Employers that “regard” people as disabled and then discriminate by firing them or refusing to hire them in the first place will face lawsuits—even if it turns out those applicants and employees aren’t actually disabled. That’s a key part of the ADA.
Who’s there to organize the office organizer? Business Management Daily helps admins with dealing with bosses, records retention, and other key tasks.
We provide thousands of articles to help admins and office management staff through better meeting management, improved time management, and much more.
Q. We have a nonexempt salaried employee who normally works Monday through Friday. We pay her biweekly. She took a weeklong vacation, which normally would come out of her paid time off (PTO) bank. We had a customer emergency and called her into work on the Saturday of her vacation week. How should we pay her? ...
Q. I own a construction company. We require all employees to wear a company shirt. If an employee does not wear a company shirt, he or she is assessed a $25 per day penalty, which is deducted from the next paycheck. Is this penalty legal?
For more than a decade, Minnesota courts have recognized a person’s right to privacy. Most employers are aware that this right extends to the workplace, but many still run into potential employee-privacy trouble. But with some upfront planning and consideration, HR professionals can help their organizations avoid privacy pitfalls and still protect their interests.
The greatest mystery in many workplaces is what's lurking in the company refrigerator. Go beyond scheduling regular "Use it or lose it" deadlines. Follow these tips:
If your boss micromanages and drives you crazy, forge a stronger relationship with him or her. For example, practice the "art" of communication, says Harry E. Chambers, author of My Way or the Highway—the Micromanagement Survival Guide. “Show that you’re in motion on priority projects by communicating in three specific terms: awareness, reassurance and timelines."

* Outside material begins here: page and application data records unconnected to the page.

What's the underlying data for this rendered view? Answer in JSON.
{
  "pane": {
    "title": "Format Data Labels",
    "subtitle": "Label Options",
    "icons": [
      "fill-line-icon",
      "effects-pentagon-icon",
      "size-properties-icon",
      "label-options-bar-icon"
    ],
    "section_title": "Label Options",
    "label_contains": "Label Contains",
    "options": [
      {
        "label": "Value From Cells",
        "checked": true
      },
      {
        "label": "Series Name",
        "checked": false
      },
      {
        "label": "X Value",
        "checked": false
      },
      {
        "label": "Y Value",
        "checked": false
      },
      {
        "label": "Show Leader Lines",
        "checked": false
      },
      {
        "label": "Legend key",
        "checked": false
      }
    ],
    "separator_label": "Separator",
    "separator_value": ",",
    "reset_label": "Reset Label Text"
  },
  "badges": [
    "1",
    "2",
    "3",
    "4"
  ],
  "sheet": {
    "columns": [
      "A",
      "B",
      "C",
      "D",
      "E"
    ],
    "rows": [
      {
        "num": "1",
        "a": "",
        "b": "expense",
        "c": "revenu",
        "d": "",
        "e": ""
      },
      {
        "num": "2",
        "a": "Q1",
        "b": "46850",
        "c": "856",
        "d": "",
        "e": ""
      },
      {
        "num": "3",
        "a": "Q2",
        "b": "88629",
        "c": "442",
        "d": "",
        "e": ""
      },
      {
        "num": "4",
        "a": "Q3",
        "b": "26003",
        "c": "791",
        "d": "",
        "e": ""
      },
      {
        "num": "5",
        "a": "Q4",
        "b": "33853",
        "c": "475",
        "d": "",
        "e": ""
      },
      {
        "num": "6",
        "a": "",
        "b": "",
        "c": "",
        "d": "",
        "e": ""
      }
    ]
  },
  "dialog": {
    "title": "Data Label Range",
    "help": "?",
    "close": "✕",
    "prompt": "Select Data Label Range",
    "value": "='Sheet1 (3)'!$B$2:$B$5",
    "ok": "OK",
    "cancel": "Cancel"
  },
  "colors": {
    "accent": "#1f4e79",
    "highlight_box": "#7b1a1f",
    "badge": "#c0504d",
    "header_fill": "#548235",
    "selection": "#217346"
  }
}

As an alternative to plan termination, proposed regulations allow sponsors of qualified non-elective contribution 401(k) safe-harbor plans to amend their plans so that employer contributions may be reduced or suspended if the employer is suffering a substantial business hardship. Key: Safe-harbor plans that choose this alternative must satisfy the ADP and ACP non-discrimination tests for the entire plan year. In addition, the top-heavy rules apply. You may rely on these regs until final regs are issued.
Employers that hire outside firms or investigators to conduct employee investigations and background checks must make sure those vendors strictly comply with the Fair Credit Reporting Act (FCRA). Failing to do so can result in substantial legal risks, including damages, penalties, fines, punitive damages and attorneys’ fees awards.

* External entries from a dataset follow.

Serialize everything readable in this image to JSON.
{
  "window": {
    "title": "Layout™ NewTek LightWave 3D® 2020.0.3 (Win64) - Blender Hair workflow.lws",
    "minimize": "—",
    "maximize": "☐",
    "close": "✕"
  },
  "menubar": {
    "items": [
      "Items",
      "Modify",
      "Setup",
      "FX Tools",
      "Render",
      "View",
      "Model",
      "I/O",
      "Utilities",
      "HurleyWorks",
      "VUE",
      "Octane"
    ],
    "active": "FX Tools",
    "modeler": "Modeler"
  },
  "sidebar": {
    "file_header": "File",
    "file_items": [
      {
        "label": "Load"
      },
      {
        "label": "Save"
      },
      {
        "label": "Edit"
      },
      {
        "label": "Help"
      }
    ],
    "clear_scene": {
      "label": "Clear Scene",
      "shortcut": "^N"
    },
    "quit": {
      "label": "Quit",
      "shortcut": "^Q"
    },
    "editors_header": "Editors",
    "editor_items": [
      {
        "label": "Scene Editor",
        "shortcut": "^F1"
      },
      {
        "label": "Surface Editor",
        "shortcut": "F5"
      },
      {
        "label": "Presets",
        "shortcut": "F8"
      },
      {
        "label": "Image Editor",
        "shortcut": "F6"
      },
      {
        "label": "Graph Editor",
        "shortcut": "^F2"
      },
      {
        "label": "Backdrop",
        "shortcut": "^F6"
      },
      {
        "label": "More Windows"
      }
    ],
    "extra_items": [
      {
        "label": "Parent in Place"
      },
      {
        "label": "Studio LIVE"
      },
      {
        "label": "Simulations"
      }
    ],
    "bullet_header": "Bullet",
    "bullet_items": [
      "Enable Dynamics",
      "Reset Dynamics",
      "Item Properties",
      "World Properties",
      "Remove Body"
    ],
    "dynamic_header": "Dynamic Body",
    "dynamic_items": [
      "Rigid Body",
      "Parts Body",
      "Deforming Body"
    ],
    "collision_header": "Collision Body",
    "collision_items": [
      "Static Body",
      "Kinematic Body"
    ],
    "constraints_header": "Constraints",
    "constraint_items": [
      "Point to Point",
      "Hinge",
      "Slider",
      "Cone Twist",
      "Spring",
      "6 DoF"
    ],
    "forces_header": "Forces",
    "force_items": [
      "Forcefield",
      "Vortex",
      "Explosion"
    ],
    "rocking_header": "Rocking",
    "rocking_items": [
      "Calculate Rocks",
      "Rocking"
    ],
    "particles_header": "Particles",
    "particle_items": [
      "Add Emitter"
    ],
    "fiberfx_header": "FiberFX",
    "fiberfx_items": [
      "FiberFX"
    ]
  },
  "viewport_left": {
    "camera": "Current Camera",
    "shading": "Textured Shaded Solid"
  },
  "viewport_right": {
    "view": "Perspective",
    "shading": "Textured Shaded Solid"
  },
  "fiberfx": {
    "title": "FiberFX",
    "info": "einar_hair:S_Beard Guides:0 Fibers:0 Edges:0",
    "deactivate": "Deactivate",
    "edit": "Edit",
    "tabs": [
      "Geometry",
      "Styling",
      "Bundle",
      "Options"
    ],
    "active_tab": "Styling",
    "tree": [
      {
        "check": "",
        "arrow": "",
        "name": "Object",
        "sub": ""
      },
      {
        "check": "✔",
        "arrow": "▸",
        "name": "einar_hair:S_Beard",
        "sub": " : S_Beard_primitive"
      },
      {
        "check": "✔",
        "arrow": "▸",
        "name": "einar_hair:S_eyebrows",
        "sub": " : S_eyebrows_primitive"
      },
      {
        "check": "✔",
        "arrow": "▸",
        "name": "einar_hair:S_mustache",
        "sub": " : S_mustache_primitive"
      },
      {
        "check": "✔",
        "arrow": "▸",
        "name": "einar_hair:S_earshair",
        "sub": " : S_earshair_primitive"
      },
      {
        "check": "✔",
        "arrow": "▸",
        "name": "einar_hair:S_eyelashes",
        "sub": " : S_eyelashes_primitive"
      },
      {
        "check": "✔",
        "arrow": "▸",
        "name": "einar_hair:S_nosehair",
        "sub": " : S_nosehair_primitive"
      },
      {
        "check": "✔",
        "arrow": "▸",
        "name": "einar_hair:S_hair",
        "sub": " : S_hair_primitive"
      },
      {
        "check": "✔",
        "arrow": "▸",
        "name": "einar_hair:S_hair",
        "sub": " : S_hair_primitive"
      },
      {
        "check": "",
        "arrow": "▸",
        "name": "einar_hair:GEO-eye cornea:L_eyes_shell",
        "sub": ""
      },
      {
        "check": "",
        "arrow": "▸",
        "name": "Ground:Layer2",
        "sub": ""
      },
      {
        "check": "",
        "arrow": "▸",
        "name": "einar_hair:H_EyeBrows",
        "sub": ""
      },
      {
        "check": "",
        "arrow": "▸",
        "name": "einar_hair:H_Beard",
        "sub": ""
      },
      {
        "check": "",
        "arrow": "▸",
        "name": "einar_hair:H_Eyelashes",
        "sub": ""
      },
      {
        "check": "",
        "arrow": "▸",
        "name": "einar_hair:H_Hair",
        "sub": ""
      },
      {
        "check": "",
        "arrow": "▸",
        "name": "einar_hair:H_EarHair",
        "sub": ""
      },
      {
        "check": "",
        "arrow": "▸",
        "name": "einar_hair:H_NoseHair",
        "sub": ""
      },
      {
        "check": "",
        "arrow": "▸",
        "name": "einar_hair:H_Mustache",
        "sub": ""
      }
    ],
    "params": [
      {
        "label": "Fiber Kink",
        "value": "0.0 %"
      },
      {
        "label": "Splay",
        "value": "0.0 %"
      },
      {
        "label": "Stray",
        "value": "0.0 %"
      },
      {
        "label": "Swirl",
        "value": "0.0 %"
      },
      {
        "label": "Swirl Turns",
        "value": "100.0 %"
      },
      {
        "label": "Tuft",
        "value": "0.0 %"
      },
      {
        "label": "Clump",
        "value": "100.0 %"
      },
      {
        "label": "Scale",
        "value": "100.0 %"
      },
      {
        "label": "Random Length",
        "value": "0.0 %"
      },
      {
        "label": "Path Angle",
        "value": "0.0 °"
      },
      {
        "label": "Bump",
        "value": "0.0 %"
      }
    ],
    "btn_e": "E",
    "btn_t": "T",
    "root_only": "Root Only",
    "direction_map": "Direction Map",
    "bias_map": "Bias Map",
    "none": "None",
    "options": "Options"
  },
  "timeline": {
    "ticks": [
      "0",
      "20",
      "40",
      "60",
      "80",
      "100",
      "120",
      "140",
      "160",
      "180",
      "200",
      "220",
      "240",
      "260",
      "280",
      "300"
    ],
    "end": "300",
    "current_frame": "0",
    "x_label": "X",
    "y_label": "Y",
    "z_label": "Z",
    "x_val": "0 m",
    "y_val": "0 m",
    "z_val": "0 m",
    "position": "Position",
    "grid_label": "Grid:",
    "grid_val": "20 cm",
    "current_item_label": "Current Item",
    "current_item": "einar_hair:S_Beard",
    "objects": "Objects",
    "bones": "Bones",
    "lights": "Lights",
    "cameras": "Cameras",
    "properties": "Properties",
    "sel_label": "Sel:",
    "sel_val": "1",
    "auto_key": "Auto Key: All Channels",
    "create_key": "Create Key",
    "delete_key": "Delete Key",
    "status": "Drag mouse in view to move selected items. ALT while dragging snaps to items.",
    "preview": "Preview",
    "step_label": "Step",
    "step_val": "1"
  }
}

Outplacement assistance benefits range from one-on-one counseling and group meetings to online job-search tools. According to outplacement experts, outplacement assistance not only benefits those who are laid off, but it also indirectly assists the company by maintaining morale among employees who remain after a layoff, and helps stem employment-based lawsuits from those who were let go. By and large, outplacement assistance is tax-free to employees. But there are pitfalls, which can turn a perfectly good tax-free benefit into taxable compensation.

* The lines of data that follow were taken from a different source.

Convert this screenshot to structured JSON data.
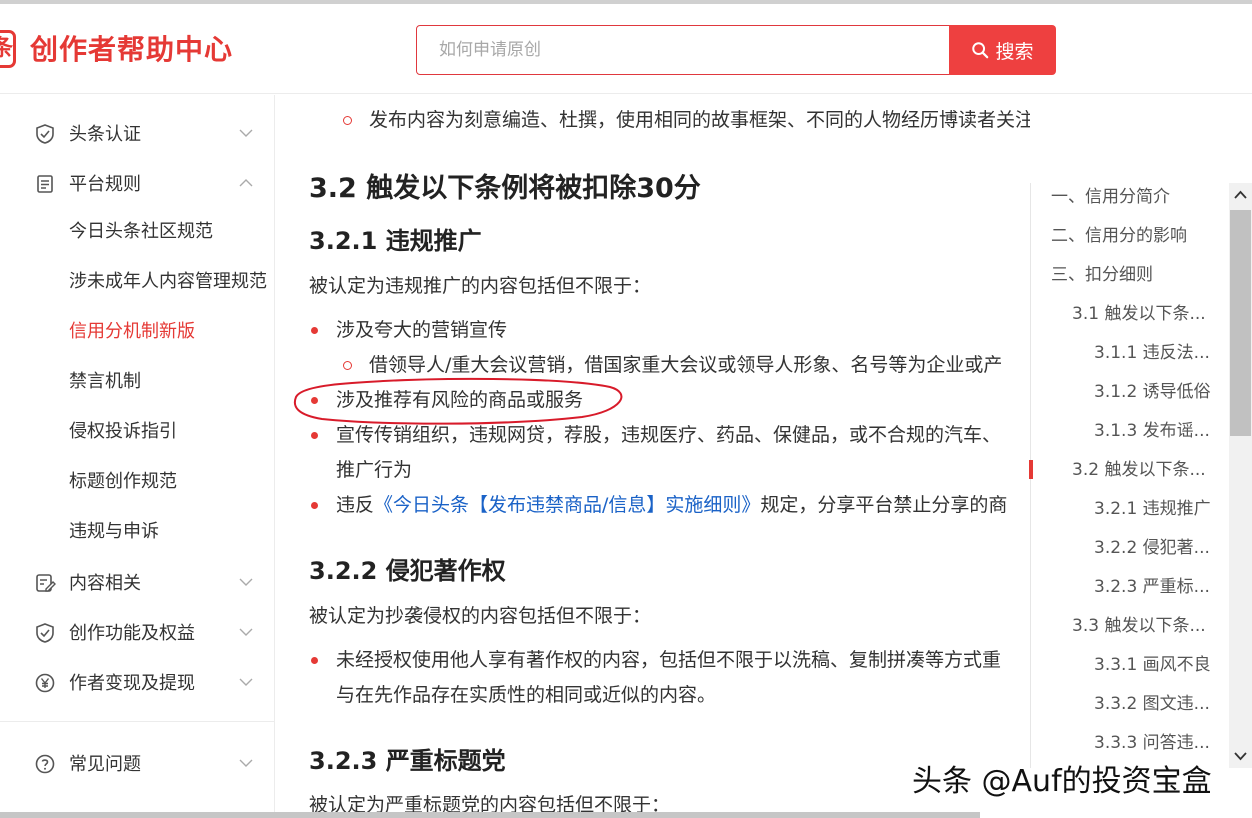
{
  "header": {
    "logo_glyph": "条",
    "brand": "创作者帮助中心",
    "search_placeholder": "如何申请原创",
    "search_button": "搜索",
    "accent": "#ee4040"
  },
  "sidebar": {
    "groups": [
      {
        "label": "头条认证",
        "icon": "shield-check-icon",
        "expanded": false
      },
      {
        "label": "平台规则",
        "icon": "document-icon",
        "expanded": true
      },
      {
        "label": "内容相关",
        "icon": "edit-document-icon",
        "expanded": false
      },
      {
        "label": "创作功能及权益",
        "icon": "shield-check-icon",
        "expanded": false
      },
      {
        "label": "作者变现及提现",
        "icon": "yuan-circle-icon",
        "expanded": false
      },
      {
        "label": "常见问题",
        "icon": "question-circle-icon",
        "expanded": false
      }
    ],
    "rules_items": [
      {
        "label": "今日头条社区规范"
      },
      {
        "label": "涉未成年人内容管理规范"
      },
      {
        "label": "信用分机制新版",
        "active": true
      },
      {
        "label": "禁言机制"
      },
      {
        "label": "侵权投诉指引"
      },
      {
        "label": "标题创作规范"
      },
      {
        "label": "违规与申诉"
      }
    ]
  },
  "article": {
    "top_line": "发布内容为刻意编造、杜撰，使用相同的故事框架、不同的人物经历博读者关注等",
    "section_title": "3.2 触发以下条例将被扣除30分",
    "s321": {
      "title": "3.2.1 违规推广",
      "intro": "被认定为违规推广的内容包括但不限于：",
      "b1": "涉及夸大的营销宣传",
      "b1_sub": "借领导人/重大会议营销，借国家重大会议或领导人形象、名号等为企业或产",
      "b2": "涉及推荐有风险的商品或服务",
      "b3_line1": "宣传传销组织，违规网贷，荐股，违规医疗、药品、保健品，或不合规的汽车、",
      "b3_line2": "推广行为",
      "b4_pre": "违反",
      "b4_link": "《今日头条【发布违禁商品/信息】实施细则》",
      "b4_post": "规定，分享平台禁止分享的商"
    },
    "s322": {
      "title": "3.2.2 侵犯著作权",
      "intro": "被认定为抄袭侵权的内容包括但不限于：",
      "b1_line1": "未经授权使用他人享有著作权的内容，包括但不限于以洗稿、复制拼凑等方式重",
      "b1_line2": "与在先作品存在实质性的相同或近似的内容。"
    },
    "s323": {
      "title": "3.2.3 严重标题党",
      "intro": "被认定为严重标题党的内容包括但不限于："
    }
  },
  "toc": {
    "items": [
      {
        "label": "一、信用分简介",
        "level": 0
      },
      {
        "label": "二、信用分的影响",
        "level": 0
      },
      {
        "label": "三、扣分细则",
        "level": 0
      },
      {
        "label": "3.1 触发以下条...",
        "level": 1
      },
      {
        "label": "3.1.1 违反法...",
        "level": 2
      },
      {
        "label": "3.1.2 诱导低俗",
        "level": 2
      },
      {
        "label": "3.1.3 发布谣...",
        "level": 2
      },
      {
        "label": "3.2 触发以下条...",
        "level": 1,
        "active": true
      },
      {
        "label": "3.2.1 违规推广",
        "level": 2
      },
      {
        "label": "3.2.2 侵犯著...",
        "level": 2
      },
      {
        "label": "3.2.3 严重标...",
        "level": 2
      },
      {
        "label": "3.3 触发以下条...",
        "level": 1
      },
      {
        "label": "3.3.1 画风不良",
        "level": 2
      },
      {
        "label": "3.3.2 图文违...",
        "level": 2
      },
      {
        "label": "3.3.3 问答违...",
        "level": 2
      }
    ]
  },
  "watermark": "头条 @Auf的投资宝盒"
}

President Obama has said he wants to “make government cool again.” His latest attempt: The federal government’s HR directors are studying a plan to boost the starting pay of college grads by a cool $8,000 a year—to $41,210.